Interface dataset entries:
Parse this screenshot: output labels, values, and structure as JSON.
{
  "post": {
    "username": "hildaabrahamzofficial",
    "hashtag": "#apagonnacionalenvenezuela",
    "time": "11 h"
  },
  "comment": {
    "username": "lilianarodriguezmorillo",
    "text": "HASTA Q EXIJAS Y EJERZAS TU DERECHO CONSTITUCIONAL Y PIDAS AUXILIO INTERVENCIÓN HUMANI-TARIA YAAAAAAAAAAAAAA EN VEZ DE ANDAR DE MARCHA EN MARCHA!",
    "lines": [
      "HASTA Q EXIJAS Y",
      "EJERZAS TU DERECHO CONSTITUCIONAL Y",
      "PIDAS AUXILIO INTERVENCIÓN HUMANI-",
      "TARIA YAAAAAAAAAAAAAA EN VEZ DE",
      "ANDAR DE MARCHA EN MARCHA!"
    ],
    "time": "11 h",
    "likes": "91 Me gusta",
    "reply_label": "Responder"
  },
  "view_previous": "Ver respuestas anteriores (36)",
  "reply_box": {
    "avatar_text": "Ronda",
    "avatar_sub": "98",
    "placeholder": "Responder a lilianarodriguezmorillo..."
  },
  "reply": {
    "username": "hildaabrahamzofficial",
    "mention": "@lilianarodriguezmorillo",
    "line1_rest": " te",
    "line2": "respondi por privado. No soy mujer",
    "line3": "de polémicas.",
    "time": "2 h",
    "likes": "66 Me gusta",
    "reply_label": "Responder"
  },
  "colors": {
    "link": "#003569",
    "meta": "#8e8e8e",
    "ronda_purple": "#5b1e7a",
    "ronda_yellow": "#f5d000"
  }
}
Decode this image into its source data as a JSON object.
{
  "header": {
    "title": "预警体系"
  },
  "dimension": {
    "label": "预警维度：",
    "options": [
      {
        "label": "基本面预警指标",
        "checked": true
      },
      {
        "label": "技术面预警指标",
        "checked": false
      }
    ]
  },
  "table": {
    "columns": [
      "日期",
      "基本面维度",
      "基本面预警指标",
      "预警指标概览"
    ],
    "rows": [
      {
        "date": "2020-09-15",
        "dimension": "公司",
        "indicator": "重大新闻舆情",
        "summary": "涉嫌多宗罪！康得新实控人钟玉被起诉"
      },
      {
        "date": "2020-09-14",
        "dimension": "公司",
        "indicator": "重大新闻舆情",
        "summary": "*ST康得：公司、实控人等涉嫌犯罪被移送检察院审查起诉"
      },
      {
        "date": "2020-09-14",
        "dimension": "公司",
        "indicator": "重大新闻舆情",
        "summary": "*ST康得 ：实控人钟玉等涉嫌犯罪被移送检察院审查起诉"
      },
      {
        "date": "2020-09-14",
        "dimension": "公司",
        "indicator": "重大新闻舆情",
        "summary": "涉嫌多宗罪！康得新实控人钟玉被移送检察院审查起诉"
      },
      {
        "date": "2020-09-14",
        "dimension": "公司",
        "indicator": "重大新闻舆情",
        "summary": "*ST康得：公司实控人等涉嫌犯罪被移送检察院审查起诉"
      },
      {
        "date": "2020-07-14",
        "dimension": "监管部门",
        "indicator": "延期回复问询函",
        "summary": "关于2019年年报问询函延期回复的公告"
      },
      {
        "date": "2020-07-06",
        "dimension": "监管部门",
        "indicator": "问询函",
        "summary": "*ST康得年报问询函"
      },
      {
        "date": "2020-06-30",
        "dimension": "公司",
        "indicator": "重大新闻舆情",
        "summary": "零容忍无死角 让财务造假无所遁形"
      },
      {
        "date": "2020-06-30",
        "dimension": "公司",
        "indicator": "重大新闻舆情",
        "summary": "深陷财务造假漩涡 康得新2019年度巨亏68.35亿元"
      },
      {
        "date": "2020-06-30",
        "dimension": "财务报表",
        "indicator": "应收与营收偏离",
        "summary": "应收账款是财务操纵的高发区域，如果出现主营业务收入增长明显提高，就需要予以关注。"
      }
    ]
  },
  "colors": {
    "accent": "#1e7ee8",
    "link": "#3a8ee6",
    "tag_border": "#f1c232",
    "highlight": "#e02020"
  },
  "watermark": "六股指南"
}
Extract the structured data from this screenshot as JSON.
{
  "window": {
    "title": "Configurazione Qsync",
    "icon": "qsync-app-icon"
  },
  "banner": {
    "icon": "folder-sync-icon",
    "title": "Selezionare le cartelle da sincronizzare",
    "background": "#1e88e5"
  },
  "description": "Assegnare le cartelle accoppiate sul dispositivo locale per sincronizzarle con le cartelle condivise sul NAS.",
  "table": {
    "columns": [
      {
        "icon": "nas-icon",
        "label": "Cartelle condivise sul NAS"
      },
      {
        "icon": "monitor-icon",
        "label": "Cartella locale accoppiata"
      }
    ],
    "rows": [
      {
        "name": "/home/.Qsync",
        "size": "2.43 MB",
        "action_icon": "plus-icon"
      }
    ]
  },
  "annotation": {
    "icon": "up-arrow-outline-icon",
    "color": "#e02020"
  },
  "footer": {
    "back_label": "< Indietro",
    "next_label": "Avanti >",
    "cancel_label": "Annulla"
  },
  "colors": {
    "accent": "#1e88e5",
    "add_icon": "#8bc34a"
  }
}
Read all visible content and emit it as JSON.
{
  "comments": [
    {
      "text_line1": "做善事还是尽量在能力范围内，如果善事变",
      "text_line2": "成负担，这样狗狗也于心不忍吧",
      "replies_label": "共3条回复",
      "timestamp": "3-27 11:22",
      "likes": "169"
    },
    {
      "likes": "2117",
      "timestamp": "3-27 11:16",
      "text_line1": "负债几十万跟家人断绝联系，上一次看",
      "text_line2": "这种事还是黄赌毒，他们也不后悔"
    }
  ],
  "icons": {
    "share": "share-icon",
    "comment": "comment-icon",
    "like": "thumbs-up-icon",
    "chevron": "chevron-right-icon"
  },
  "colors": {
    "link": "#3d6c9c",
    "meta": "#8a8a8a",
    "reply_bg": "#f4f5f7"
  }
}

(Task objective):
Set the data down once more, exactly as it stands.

(Result for this exercise):
Parse this screenshot: output labels, values, and structure as JSON.
{
  "post": {
    "username": "hildaabrahamzofficial",
    "hashtag": "#apagonnacionalenvenezuela",
    "time": "11 h"
  },
  "comment": {
    "username": "lilianarodriguezmorillo",
    "text": "HASTA Q EXIJAS Y EJERZAS TU DERECHO CONSTITUCIONAL Y PIDAS AUXILIO INTERVENCIÓN HUMANI-TARIA YAAAAAAAAAAAAAA EN VEZ DE ANDAR DE MARCHA EN MARCHA!",
    "lines": [
      "HASTA Q EXIJAS Y",
      "EJERZAS TU DERECHO CONSTITUCIONAL Y",
      "PIDAS AUXILIO INTERVENCIÓN HUMANI-",
      "TARIA YAAAAAAAAAAAAAA EN VEZ DE",
      "ANDAR DE MARCHA EN MARCHA!"
    ],
    "time": "11 h",
    "likes": "91 Me gusta",
    "reply_label": "Responder"
  },
  "view_previous": "Ver respuestas anteriores (36)",
  "reply_box": {
    "avatar_text": "Ronda",
    "avatar_sub": "98",
    "placeholder": "Responder a lilianarodriguezmorillo..."
  },
  "reply": {
    "username": "hildaabrahamzofficial",
    "mention": "@lilianarodriguezmorillo",
    "line1_rest": " te",
    "line2": "respondi por privado. No soy mujer",
    "line3": "de polémicas.",
    "time": "2 h",
    "likes": "66 Me gusta",
    "reply_label": "Responder"
  },
  "colors": {
    "link": "#003569",
    "meta": "#8e8e8e",
    "ronda_purple": "#5b1e7a",
    "ronda_yellow": "#f5d000"
  }
}
Decode this image into its source data as a JSON object.
{
  "header": {
    "title": "预警体系"
  },
  "dimension": {
    "label": "预警维度：",
    "options": [
      {
        "label": "基本面预警指标",
        "checked": true
      },
      {
        "label": "技术面预警指标",
        "checked": false
      }
    ]
  },
  "table": {
    "columns": [
      "日期",
      "基本面维度",
      "基本面预警指标",
      "预警指标概览"
    ],
    "rows": [
      {
        "date": "2020-09-15",
        "dimension": "公司",
        "indicator": "重大新闻舆情",
        "summary": "涉嫌多宗罪！康得新实控人钟玉被起诉"
      },
      {
        "date": "2020-09-14",
        "dimension": "公司",
        "indicator": "重大新闻舆情",
        "summary": "*ST康得：公司、实控人等涉嫌犯罪被移送检察院审查起诉"
      },
      {
        "date": "2020-09-14",
        "dimension": "公司",
        "indicator": "重大新闻舆情",
        "summary": "*ST康得 ：实控人钟玉等涉嫌犯罪被移送检察院审查起诉"
      },
      {
        "date": "2020-09-14",
        "dimension": "公司",
        "indicator": "重大新闻舆情",
        "summary": "涉嫌多宗罪！康得新实控人钟玉被移送检察院审查起诉"
      },
      {
        "date": "2020-09-14",
        "dimension": "公司",
        "indicator": "重大新闻舆情",
        "summary": "*ST康得：公司实控人等涉嫌犯罪被移送检察院审查起诉"
      },
      {
        "date": "2020-07-14",
        "dimension": "监管部门",
        "indicator": "延期回复问询函",
        "summary": "关于2019年年报问询函延期回复的公告"
      },
      {
        "date": "2020-07-06",
        "dimension": "监管部门",
        "indicator": "问询函",
        "summary": "*ST康得年报问询函"
      },
      {
        "date": "2020-06-30",
        "dimension": "公司",
        "indicator": "重大新闻舆情",
        "summary": "零容忍无死角 让财务造假无所遁形"
      },
      {
        "date": "2020-06-30",
        "dimension": "公司",
        "indicator": "重大新闻舆情",
        "summary": "深陷财务造假漩涡 康得新2019年度巨亏68.35亿元"
      },
      {
        "date": "2020-06-30",
        "dimension": "财务报表",
        "indicator": "应收与营收偏离",
        "summary": "应收账款是财务操纵的高发区域，如果出现主营业务收入增长明显提高，就需要予以关注。"
      }
    ]
  },
  "colors": {
    "accent": "#1e7ee8",
    "link": "#3a8ee6",
    "tag_border": "#f1c232",
    "highlight": "#e02020"
  },
  "watermark": "六股指南"
}
Extract the structured data from this screenshot as JSON.
{
  "window": {
    "title": "Configurazione Qsync",
    "icon": "qsync-app-icon"
  },
  "banner": {
    "icon": "folder-sync-icon",
    "title": "Selezionare le cartelle da sincronizzare",
    "background": "#1e88e5"
  },
  "description": "Assegnare le cartelle accoppiate sul dispositivo locale per sincronizzarle con le cartelle condivise sul NAS.",
  "table": {
    "columns": [
      {
        "icon": "nas-icon",
        "label": "Cartelle condivise sul NAS"
      },
      {
        "icon": "monitor-icon",
        "label": "Cartella locale accoppiata"
      }
    ],
    "rows": [
      {
        "name": "/home/.Qsync",
        "size": "2.43 MB",
        "action_icon": "plus-icon"
      }
    ]
  },
  "annotation": {
    "icon": "up-arrow-outline-icon",
    "color": "#e02020"
  },
  "footer": {
    "back_label": "< Indietro",
    "next_label": "Avanti >",
    "cancel_label": "Annulla"
  },
  "colors": {
    "accent": "#1e88e5",
    "add_icon": "#8bc34a"
  }
}
Read all visible content and emit it as JSON.
{
  "comments": [
    {
      "text_line1": "做善事还是尽量在能力范围内，如果善事变",
      "text_line2": "成负担，这样狗狗也于心不忍吧",
      "replies_label": "共3条回复",
      "timestamp": "3-27 11:22",
      "likes": "169"
    },
    {
      "likes": "2117",
      "timestamp": "3-27 11:16",
      "text_line1": "负债几十万跟家人断绝联系，上一次看",
      "text_line2": "这种事还是黄赌毒，他们也不后悔"
    }
  ],
  "icons": {
    "share": "share-icon",
    "comment": "comment-icon",
    "like": "thumbs-up-icon",
    "chevron": "chevron-right-icon"
  },
  "colors": {
    "link": "#3d6c9c",
    "meta": "#8a8a8a",
    "reply_bg": "#f4f5f7"
  }
}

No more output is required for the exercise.